Data for analysis –
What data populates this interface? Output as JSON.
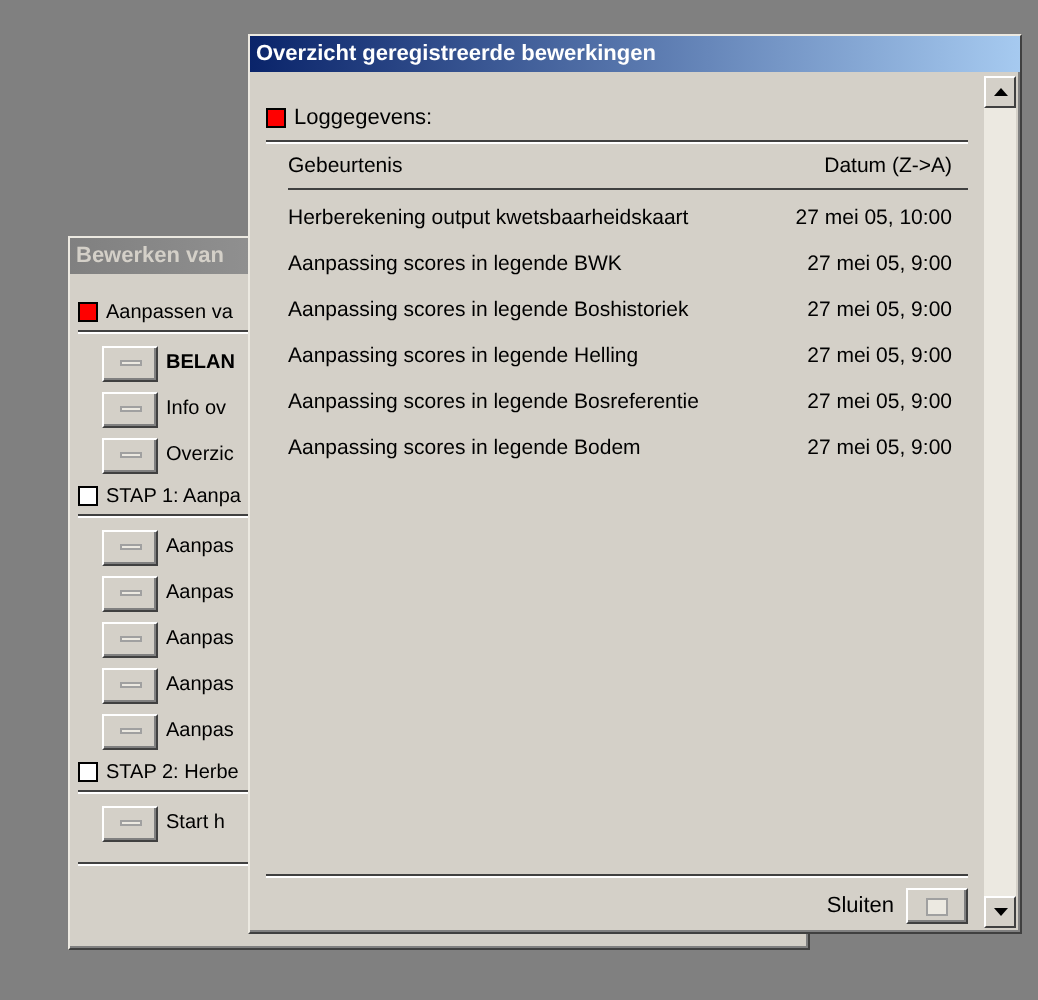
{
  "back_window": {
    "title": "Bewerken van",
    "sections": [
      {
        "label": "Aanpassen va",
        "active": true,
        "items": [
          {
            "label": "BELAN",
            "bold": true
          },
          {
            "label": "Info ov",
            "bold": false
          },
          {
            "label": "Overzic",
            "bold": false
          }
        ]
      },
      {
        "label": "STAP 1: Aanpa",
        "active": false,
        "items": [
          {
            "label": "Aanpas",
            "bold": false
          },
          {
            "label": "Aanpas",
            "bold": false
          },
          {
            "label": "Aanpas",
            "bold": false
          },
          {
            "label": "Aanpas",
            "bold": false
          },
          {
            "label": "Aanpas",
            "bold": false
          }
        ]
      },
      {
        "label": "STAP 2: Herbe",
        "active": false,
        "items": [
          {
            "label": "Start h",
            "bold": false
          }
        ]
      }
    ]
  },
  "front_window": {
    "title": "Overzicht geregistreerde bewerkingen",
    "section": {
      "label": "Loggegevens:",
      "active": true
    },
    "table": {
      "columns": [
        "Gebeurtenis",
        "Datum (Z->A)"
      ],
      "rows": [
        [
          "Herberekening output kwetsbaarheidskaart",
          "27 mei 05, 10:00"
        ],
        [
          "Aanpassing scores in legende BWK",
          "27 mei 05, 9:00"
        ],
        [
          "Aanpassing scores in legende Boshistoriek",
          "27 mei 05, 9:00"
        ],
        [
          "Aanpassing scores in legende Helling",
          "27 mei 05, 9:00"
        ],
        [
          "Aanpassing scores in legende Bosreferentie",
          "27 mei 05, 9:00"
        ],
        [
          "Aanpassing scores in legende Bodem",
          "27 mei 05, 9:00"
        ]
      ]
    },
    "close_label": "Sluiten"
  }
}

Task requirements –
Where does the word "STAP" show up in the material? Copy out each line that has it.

Exercise response –
        "label": "STAP 1: Aanpa",
        "label": "STAP 2: Herbe",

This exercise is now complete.